Data records for software interfaces
-------------------------

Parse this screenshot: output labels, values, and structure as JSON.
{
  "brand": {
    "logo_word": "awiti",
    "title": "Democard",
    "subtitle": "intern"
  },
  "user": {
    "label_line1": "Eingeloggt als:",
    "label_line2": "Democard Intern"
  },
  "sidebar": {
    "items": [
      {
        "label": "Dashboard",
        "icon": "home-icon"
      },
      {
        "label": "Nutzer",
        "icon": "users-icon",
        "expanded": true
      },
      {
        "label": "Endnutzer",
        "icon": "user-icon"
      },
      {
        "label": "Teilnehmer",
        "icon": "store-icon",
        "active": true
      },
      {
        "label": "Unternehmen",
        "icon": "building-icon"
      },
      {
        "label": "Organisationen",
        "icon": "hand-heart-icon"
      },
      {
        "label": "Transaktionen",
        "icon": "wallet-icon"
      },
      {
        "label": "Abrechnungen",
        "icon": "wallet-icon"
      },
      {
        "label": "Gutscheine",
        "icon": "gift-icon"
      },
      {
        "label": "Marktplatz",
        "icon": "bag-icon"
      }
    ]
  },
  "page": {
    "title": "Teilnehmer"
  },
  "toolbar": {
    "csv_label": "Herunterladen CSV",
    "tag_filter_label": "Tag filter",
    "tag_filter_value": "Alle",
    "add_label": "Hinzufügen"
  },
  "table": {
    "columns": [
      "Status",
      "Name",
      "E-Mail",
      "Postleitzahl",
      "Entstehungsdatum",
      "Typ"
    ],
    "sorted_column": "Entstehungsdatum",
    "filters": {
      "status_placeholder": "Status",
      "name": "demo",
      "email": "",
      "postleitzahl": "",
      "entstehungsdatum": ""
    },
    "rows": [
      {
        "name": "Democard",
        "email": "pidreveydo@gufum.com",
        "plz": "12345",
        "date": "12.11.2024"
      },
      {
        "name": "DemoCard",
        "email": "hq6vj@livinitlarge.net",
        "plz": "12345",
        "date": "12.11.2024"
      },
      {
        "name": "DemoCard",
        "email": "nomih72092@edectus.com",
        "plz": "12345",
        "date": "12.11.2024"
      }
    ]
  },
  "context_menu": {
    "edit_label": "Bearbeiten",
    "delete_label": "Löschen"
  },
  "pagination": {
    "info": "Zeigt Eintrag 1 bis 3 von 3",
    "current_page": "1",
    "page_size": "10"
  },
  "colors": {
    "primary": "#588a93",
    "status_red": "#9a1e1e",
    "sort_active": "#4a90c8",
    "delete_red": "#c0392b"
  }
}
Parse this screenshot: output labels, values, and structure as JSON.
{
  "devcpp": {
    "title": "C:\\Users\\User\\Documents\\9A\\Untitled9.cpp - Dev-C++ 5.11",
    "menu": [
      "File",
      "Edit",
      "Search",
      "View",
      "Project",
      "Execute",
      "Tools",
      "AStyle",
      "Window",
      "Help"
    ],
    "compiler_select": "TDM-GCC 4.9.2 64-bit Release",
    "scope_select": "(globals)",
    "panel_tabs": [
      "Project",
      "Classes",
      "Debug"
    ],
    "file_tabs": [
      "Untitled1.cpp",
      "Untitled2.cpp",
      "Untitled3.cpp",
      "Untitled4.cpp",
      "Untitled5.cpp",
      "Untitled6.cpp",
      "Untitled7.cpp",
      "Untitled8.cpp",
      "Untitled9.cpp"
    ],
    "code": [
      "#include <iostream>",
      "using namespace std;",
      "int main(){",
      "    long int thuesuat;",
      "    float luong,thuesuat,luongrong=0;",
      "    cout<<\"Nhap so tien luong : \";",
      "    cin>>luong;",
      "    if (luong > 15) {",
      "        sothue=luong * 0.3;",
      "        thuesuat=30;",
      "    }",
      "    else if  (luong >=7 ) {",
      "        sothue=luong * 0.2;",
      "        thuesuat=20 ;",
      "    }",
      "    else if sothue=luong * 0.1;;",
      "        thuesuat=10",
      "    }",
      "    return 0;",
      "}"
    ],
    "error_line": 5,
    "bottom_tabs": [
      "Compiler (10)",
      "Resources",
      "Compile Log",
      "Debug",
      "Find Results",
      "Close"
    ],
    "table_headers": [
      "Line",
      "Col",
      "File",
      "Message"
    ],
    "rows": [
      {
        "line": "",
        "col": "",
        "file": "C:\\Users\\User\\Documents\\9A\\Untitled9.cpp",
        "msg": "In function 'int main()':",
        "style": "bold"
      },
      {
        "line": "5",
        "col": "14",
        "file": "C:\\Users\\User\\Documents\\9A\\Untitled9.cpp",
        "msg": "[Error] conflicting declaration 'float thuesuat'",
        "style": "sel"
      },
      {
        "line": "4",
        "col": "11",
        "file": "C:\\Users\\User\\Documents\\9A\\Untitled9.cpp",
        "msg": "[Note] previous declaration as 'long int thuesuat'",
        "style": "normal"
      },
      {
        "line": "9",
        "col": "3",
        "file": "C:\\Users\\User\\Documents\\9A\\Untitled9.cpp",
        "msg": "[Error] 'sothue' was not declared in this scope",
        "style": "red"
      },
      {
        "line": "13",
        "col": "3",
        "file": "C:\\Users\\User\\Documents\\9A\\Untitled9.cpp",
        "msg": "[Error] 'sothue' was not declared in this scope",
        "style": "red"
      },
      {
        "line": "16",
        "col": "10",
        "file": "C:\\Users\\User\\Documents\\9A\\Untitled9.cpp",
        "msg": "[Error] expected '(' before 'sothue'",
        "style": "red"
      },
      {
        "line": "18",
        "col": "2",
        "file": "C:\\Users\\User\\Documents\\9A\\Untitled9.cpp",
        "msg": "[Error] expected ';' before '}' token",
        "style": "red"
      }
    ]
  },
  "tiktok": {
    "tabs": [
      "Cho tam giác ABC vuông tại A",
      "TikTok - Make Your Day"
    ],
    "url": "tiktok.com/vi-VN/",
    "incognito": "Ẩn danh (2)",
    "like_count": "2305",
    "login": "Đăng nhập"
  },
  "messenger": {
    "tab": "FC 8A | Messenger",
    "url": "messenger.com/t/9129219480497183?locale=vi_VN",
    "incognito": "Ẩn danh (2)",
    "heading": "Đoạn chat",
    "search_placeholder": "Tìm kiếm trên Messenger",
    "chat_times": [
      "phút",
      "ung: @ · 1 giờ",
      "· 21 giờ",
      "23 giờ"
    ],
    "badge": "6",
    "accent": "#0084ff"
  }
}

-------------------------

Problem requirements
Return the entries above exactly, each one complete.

Solved problem
Parse this screenshot: output labels, values, and structure as JSON.
{
  "brand": {
    "logo_word": "awiti",
    "title": "Democard",
    "subtitle": "intern"
  },
  "user": {
    "label_line1": "Eingeloggt als:",
    "label_line2": "Democard Intern"
  },
  "sidebar": {
    "items": [
      {
        "label": "Dashboard",
        "icon": "home-icon"
      },
      {
        "label": "Nutzer",
        "icon": "users-icon",
        "expanded": true
      },
      {
        "label": "Endnutzer",
        "icon": "user-icon"
      },
      {
        "label": "Teilnehmer",
        "icon": "store-icon",
        "active": true
      },
      {
        "label": "Unternehmen",
        "icon": "building-icon"
      },
      {
        "label": "Organisationen",
        "icon": "hand-heart-icon"
      },
      {
        "label": "Transaktionen",
        "icon": "wallet-icon"
      },
      {
        "label": "Abrechnungen",
        "icon": "wallet-icon"
      },
      {
        "label": "Gutscheine",
        "icon": "gift-icon"
      },
      {
        "label": "Marktplatz",
        "icon": "bag-icon"
      }
    ]
  },
  "page": {
    "title": "Teilnehmer"
  },
  "toolbar": {
    "csv_label": "Herunterladen CSV",
    "tag_filter_label": "Tag filter",
    "tag_filter_value": "Alle",
    "add_label": "Hinzufügen"
  },
  "table": {
    "columns": [
      "Status",
      "Name",
      "E-Mail",
      "Postleitzahl",
      "Entstehungsdatum",
      "Typ"
    ],
    "sorted_column": "Entstehungsdatum",
    "filters": {
      "status_placeholder": "Status",
      "name": "demo",
      "email": "",
      "postleitzahl": "",
      "entstehungsdatum": ""
    },
    "rows": [
      {
        "name": "Democard",
        "email": "pidreveydo@gufum.com",
        "plz": "12345",
        "date": "12.11.2024"
      },
      {
        "name": "DemoCard",
        "email": "hq6vj@livinitlarge.net",
        "plz": "12345",
        "date": "12.11.2024"
      },
      {
        "name": "DemoCard",
        "email": "nomih72092@edectus.com",
        "plz": "12345",
        "date": "12.11.2024"
      }
    ]
  },
  "context_menu": {
    "edit_label": "Bearbeiten",
    "delete_label": "Löschen"
  },
  "pagination": {
    "info": "Zeigt Eintrag 1 bis 3 von 3",
    "current_page": "1",
    "page_size": "10"
  },
  "colors": {
    "primary": "#588a93",
    "status_red": "#9a1e1e",
    "sort_active": "#4a90c8",
    "delete_red": "#c0392b"
  }
}
Parse this screenshot: output labels, values, and structure as JSON.
{
  "devcpp": {
    "title": "C:\\Users\\User\\Documents\\9A\\Untitled9.cpp - Dev-C++ 5.11",
    "menu": [
      "File",
      "Edit",
      "Search",
      "View",
      "Project",
      "Execute",
      "Tools",
      "AStyle",
      "Window",
      "Help"
    ],
    "compiler_select": "TDM-GCC 4.9.2 64-bit Release",
    "scope_select": "(globals)",
    "panel_tabs": [
      "Project",
      "Classes",
      "Debug"
    ],
    "file_tabs": [
      "Untitled1.cpp",
      "Untitled2.cpp",
      "Untitled3.cpp",
      "Untitled4.cpp",
      "Untitled5.cpp",
      "Untitled6.cpp",
      "Untitled7.cpp",
      "Untitled8.cpp",
      "Untitled9.cpp"
    ],
    "code": [
      "#include <iostream>",
      "using namespace std;",
      "int main(){",
      "    long int thuesuat;",
      "    float luong,thuesuat,luongrong=0;",
      "    cout<<\"Nhap so tien luong : \";",
      "    cin>>luong;",
      "    if (luong > 15) {",
      "        sothue=luong * 0.3;",
      "        thuesuat=30;",
      "    }",
      "    else if  (luong >=7 ) {",
      "        sothue=luong * 0.2;",
      "        thuesuat=20 ;",
      "    }",
      "    else if sothue=luong * 0.1;;",
      "        thuesuat=10",
      "    }",
      "    return 0;",
      "}"
    ],
    "error_line": 5,
    "bottom_tabs": [
      "Compiler (10)",
      "Resources",
      "Compile Log",
      "Debug",
      "Find Results",
      "Close"
    ],
    "table_headers": [
      "Line",
      "Col",
      "File",
      "Message"
    ],
    "rows": [
      {
        "line": "",
        "col": "",
        "file": "C:\\Users\\User\\Documents\\9A\\Untitled9.cpp",
        "msg": "In function 'int main()':",
        "style": "bold"
      },
      {
        "line": "5",
        "col": "14",
        "file": "C:\\Users\\User\\Documents\\9A\\Untitled9.cpp",
        "msg": "[Error] conflicting declaration 'float thuesuat'",
        "style": "sel"
      },
      {
        "line": "4",
        "col": "11",
        "file": "C:\\Users\\User\\Documents\\9A\\Untitled9.cpp",
        "msg": "[Note] previous declaration as 'long int thuesuat'",
        "style": "normal"
      },
      {
        "line": "9",
        "col": "3",
        "file": "C:\\Users\\User\\Documents\\9A\\Untitled9.cpp",
        "msg": "[Error] 'sothue' was not declared in this scope",
        "style": "red"
      },
      {
        "line": "13",
        "col": "3",
        "file": "C:\\Users\\User\\Documents\\9A\\Untitled9.cpp",
        "msg": "[Error] 'sothue' was not declared in this scope",
        "style": "red"
      },
      {
        "line": "16",
        "col": "10",
        "file": "C:\\Users\\User\\Documents\\9A\\Untitled9.cpp",
        "msg": "[Error] expected '(' before 'sothue'",
        "style": "red"
      },
      {
        "line": "18",
        "col": "2",
        "file": "C:\\Users\\User\\Documents\\9A\\Untitled9.cpp",
        "msg": "[Error] expected ';' before '}' token",
        "style": "red"
      }
    ]
  },
  "tiktok": {
    "tabs": [
      "Cho tam giác ABC vuông tại A",
      "TikTok - Make Your Day"
    ],
    "url": "tiktok.com/vi-VN/",
    "incognito": "Ẩn danh (2)",
    "like_count": "2305",
    "login": "Đăng nhập"
  },
  "messenger": {
    "tab": "FC 8A | Messenger",
    "url": "messenger.com/t/9129219480497183?locale=vi_VN",
    "incognito": "Ẩn danh (2)",
    "heading": "Đoạn chat",
    "search_placeholder": "Tìm kiếm trên Messenger",
    "chat_times": [
      "phút",
      "ung: @ · 1 giờ",
      "· 21 giờ",
      "23 giờ"
    ],
    "badge": "6",
    "accent": "#0084ff"
  }
}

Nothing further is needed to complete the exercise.